In addition, lionfish, scorpionfish, stingrays, crown-of-thorns, and some sea urchins inflict poisonous stings. The venom toxin is destroyed by heat, so immediately immerse the wound in hot water (43.3-45°C), which will also help to alleviate the pain. Thereafter you can attempt to carefully remove the spines and treat the wound with antiseptic creams to avert infection.
So, you've had a glorious first dive of the holiday and while luxuriously sipping a 'Siam Sunrise' on your private balcony, just can't help feeling a little bit proud of how smoothly it went. Before going down to dinner, remember that ingesting the flesh of many large marine animals may often cause food poisoning. It could result in lots of time on the toilet, in bed, or even in hospital.
Ciguatera is by far the most common cause of seafood poisoning. The species most responsible are hawksbill turtles, groupers, moray eels, barracudas, red snapper, jacks, hogfish. Ciguatera toxin is found in blue-green algae growing on coral reefs, where it is eaten by smaller, herbivorous fish and then passed up the food chain until it is concentrated in the tissue of the larger fish consumed by humans. The presence of Ciguatera is totally undetectable by smell or taste and it is unaffected by the heat of cooking. Symptoms occur within half an hour. Treatment is largely symptomatic and the diet is restricted to exclude all fish, alcohol and nuts, which could put a bit of a damper on your scuba diving holiday.
Other large fish concentrate toxins in similar ways. Sharks livers are dangerously high in vitamin A. Dolphins and tuna have been linked with mercury poisoning. Shellfish taken from polluted areas can impart bacterial and viral infections, like Hepatitis A. Despite pufferfish being consumed in parts of Asia, their organs and skin often contain the lethal neuro-toxin tetrodotoxin, which increases during the reproductive season.
Briefly, to avoid the worst cases of medical emergencies while diving, here are a few safety tips:
Do rest assured that the majority of reputable operators’ dive boats carry a first aid kit and divemasters are trained to deal with such incidents or seek urgent medical attention when required. As you will have discovered while reading, all of these dangers can be prevented by demonstrating a healthy respect for marine life forms and creatures while scuba diving.

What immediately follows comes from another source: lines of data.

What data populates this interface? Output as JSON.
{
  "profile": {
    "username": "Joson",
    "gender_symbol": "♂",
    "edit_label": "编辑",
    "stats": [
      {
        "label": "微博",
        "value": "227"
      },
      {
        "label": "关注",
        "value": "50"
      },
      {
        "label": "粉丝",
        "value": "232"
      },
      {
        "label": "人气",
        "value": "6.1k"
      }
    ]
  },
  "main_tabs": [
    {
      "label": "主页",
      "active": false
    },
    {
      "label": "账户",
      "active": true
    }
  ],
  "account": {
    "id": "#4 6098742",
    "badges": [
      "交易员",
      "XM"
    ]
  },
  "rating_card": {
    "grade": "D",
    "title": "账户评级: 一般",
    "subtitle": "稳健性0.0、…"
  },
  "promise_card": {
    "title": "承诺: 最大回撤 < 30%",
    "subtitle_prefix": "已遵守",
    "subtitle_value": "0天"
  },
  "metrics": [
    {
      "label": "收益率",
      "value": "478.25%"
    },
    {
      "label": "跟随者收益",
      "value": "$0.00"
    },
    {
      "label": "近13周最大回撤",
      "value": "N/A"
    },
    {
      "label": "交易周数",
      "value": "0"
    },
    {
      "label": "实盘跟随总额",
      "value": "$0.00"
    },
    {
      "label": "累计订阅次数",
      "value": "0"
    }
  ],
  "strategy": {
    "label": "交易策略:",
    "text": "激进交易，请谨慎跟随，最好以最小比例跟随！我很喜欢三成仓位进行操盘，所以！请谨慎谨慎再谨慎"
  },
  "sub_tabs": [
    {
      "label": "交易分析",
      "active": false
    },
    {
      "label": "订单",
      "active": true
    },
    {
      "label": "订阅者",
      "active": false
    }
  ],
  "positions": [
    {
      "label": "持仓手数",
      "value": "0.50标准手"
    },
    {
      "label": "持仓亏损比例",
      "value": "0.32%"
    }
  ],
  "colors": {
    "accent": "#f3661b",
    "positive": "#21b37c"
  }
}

They say knowledge is power and by following the above tips you will empower yourself to have an enjoyable, fun-filled diving holiday.